Poisonous clinical findings

The crystalline needles form the juice of the ripe fruit causes intense itching within seconds. This is followed by redness and swelling lasting up to 12 hours. It can also cause intense pain and irritation in the eye. If ingested it will result in painful burning sensation of the lips and oral cavity. The inflammatory reaction is often accompanied with oedema and blistering. Victim may experience hoarsness, dysphonia and dysphagia. If very severe it can result in asphyxiation should the larynx be affected. [7]

Management

The crystals can be manually removed using adhesive tapes. However, the pain and swelling would subside slowly without treatment [7]. For those who ingested the fruits, cold liquids or demulcents can be giving and retained in the oral cavity in order to relieve the pain.

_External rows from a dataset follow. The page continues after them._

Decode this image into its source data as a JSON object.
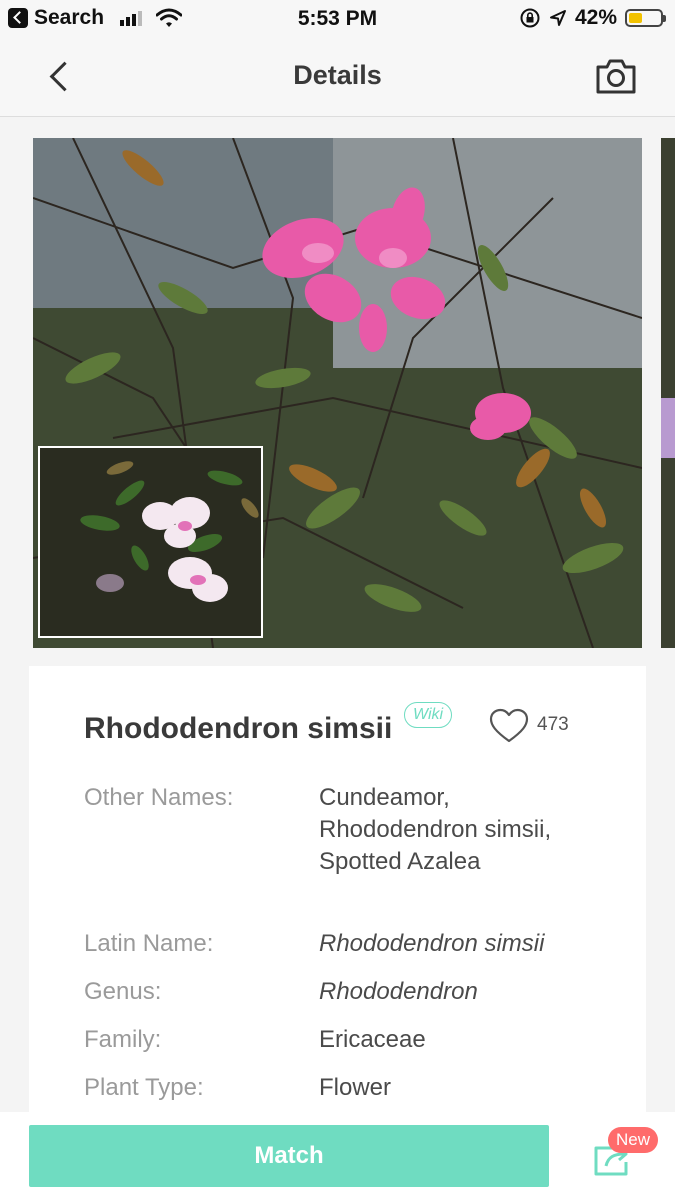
{
  "status_bar": {
    "back_app_label": "Search",
    "time": "5:53 PM",
    "battery": "42%",
    "battery_level": 0.42,
    "icons": [
      "signal-icon",
      "wifi-icon",
      "orientation-lock-icon",
      "location-icon",
      "battery-icon"
    ]
  },
  "nav": {
    "title": "Details",
    "back_icon": "chevron-left-icon",
    "camera_icon": "camera-icon"
  },
  "plant": {
    "name": "Rhododendron simsii",
    "wiki_label": "Wiki",
    "likes": "473",
    "details": [
      {
        "label": "Other Names:",
        "value": "Cundeamor, Rhododendron simsii, Spotted Azalea",
        "italic": false
      },
      {
        "label": "Latin Name:",
        "value": "Rhododendron simsii",
        "italic": true
      },
      {
        "label": "Genus:",
        "value": "Rhododendron",
        "italic": true
      },
      {
        "label": "Family:",
        "value": "Ericaceae",
        "italic": false
      },
      {
        "label": "Plant Type:",
        "value": "Flower",
        "italic": false
      }
    ]
  },
  "bottom": {
    "match_label": "Match",
    "new_badge": "New",
    "share_icon": "share-icon"
  },
  "colors": {
    "accent": "#6fdcc1",
    "badge": "#ff6b6b"
  }
}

Analgesics can be given if the pain is unbearable. There is however no danger of systemic oxalate poisoning as the calcium oxalate is insoluble [4].

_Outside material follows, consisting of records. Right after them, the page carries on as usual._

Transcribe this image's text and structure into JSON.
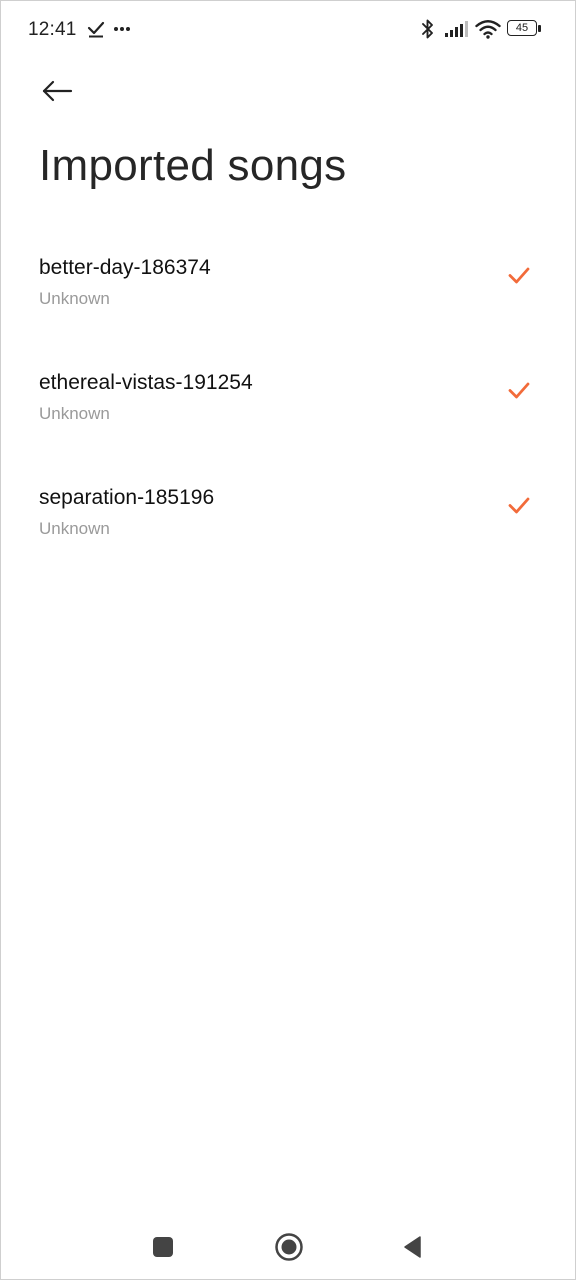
{
  "status_bar": {
    "time": "12:41",
    "battery_level": "45",
    "icons": [
      "download-done-icon",
      "more-dots-icon",
      "bluetooth-icon",
      "signal-icon",
      "wifi-icon",
      "battery-icon"
    ]
  },
  "header": {
    "back_icon": "arrow-left-icon",
    "title": "Imported songs"
  },
  "songs": [
    {
      "title": "better-day-186374",
      "artist": "Unknown",
      "selected": true
    },
    {
      "title": "ethereal-vistas-191254",
      "artist": "Unknown",
      "selected": true
    },
    {
      "title": "separation-185196",
      "artist": "Unknown",
      "selected": true
    }
  ],
  "colors": {
    "accent": "#f26b3a",
    "text_primary": "#111111",
    "text_secondary": "#9a9a9a"
  },
  "nav_bar": {
    "icons": [
      "recents-square-icon",
      "home-circle-icon",
      "back-triangle-icon"
    ]
  }
}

Line drawing

No documentation.

References

  1. The Plant List.  Ver1.1. Caryota mitis Lour. [homepage on the Internet]. c2013 [updated 2012 Mar 23; cited 2016 Apr 07]. Available from: http://www.theplantlist.org/tpl1.1/record/kew-34778
  2. Hanelt P, editor. Mansfeld's encyclopedia of agricultural and horticultural crops: (except ornamentals). Berlin: Springer; 2001. p. 2787.
  3. Herbal Medicine Research Centre, Institute for Medical Research. Compendium of medicinal plants used in Malaysia. Volume 1. Kuala Lumpur: HMRC IMR, 2002; p. 151.
  4. Nelson LS, Shih RD, Balick MJ. Handbook of poisonous and injurious plants. 2nd ed. New York: Springer, 2007; p. 108-109.
  5. Quattrocchi U. CRC world dictionary of medicinal and poisonous plants: Common names, scientific names, eponyms, synonyms, and etymology. Volume II C-D. Boca Raton, Florida: CRC Press; 2012. p.135.
  6. Wiersema JH, León B. World economic plants: A standard reference. 2nd ed. Boca Raton, Florida: CRC Press, 2013; p. 148.
  7. Nellis DW. Poisonous plants and animals of Florida and the Caribbean. Sarasota, Florida: Pineapple Press, 1997; p. 151.
  8. Henderson A. Palms of Southern Asia. Princeton, New Jersey: Princeton University Press, 2009; p. 95.